To stare into the glossy depths of a Texas bowl of red, with its heady currents of beef and blessed absence of beans, is to understand a truth about chili: It demands passion. In the history of our state, no other native dish has sparked such shameless boasts and heated quarrels. It was allegedly born as a chile-and-cumin-spiced meat stew made by scrappy Spanish colonists in eighteenth-century Texas; it later became a chuck wagon staple, then gained fame as a meal sold on the streets of San Antonio by women known as “chili queens.” It did not stir true public fervor, however, until the fifties and sixties, a period in which LBJ popularized his family’s Pedernales River Chili and Dallas newspaperman Frank X. Tolbert published a book on the subject, A Bowl of Red. Tolbert also ushered in a golden (and vituperative) age of chili-making: In 1967, after sparring in print with Yankee journalist H. Allen Smith over the meaty dish, he helped establish the World Championship Chili Cookoff in Terlingua. The event inspired great revelry and strong opinions, and it eventually split into rival factions, spawning a whole slew of contests and closely guarded recipes. Is it any wonder that in 1977 the Legislature declared chili our state dish?

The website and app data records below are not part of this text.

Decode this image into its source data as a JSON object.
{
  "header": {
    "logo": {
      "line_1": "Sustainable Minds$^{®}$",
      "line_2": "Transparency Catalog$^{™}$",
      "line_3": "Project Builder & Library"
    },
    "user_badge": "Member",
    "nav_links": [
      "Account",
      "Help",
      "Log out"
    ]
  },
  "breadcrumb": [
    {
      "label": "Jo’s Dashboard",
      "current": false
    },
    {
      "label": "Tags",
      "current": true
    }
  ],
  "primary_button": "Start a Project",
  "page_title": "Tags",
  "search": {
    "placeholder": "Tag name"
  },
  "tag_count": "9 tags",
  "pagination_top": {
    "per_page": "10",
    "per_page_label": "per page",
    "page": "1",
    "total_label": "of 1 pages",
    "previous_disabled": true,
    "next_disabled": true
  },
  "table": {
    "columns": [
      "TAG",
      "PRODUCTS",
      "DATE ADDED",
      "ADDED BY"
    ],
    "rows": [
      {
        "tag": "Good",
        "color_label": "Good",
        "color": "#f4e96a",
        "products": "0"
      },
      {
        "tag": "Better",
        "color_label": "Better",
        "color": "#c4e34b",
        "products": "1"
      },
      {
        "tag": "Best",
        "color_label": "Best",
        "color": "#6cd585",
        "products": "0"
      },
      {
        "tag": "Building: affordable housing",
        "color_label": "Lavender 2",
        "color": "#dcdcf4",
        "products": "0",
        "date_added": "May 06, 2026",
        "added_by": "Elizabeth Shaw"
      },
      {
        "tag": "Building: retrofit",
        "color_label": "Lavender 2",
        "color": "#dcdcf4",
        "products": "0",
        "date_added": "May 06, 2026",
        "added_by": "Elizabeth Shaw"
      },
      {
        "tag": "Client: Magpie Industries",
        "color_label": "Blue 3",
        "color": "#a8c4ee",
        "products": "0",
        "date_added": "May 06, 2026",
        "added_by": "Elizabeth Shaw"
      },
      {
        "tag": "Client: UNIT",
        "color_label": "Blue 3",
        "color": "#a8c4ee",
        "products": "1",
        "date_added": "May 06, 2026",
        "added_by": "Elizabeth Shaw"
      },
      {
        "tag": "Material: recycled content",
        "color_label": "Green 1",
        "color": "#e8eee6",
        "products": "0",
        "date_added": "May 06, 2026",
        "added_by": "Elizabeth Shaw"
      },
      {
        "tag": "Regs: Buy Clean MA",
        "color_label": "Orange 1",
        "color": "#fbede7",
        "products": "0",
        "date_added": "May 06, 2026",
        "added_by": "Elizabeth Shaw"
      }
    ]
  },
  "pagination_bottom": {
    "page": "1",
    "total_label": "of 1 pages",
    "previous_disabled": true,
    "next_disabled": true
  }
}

How to Make It
For all the vehemence it inspires, cooking chili is a laissez-faire endeavor: It requires attention but not so much that you can’t wander off to chat up your neighbor or find yourself another Lone Star. “It’s the perfect social dish,” says championship chili queen Christine Knight. The 38-year-old Cibolo resident is a relative newcomer: Though she and her late husband, Scott, traveled to Terlingua’s dueling chili cookoffs for more than fourteen years, she began competing only about three years ago. But armed with a recipe that she and Scott developed—he competed as Big Kahuna Chili—she quickly rose to the top, placing first at both the Ladies State Chili Championship of Texas and the Original Terlingua International Championship Chili Cookoff. Her secret? Fresh spices, which she buys from Mild Bill’s Spices, in Bulverde. “Old spices won’t make a bad pot of chili,” she says, “but they won’t make a winning one.” Other than that, the key is simplicity—a three-quart pot, some freshly ground chuck,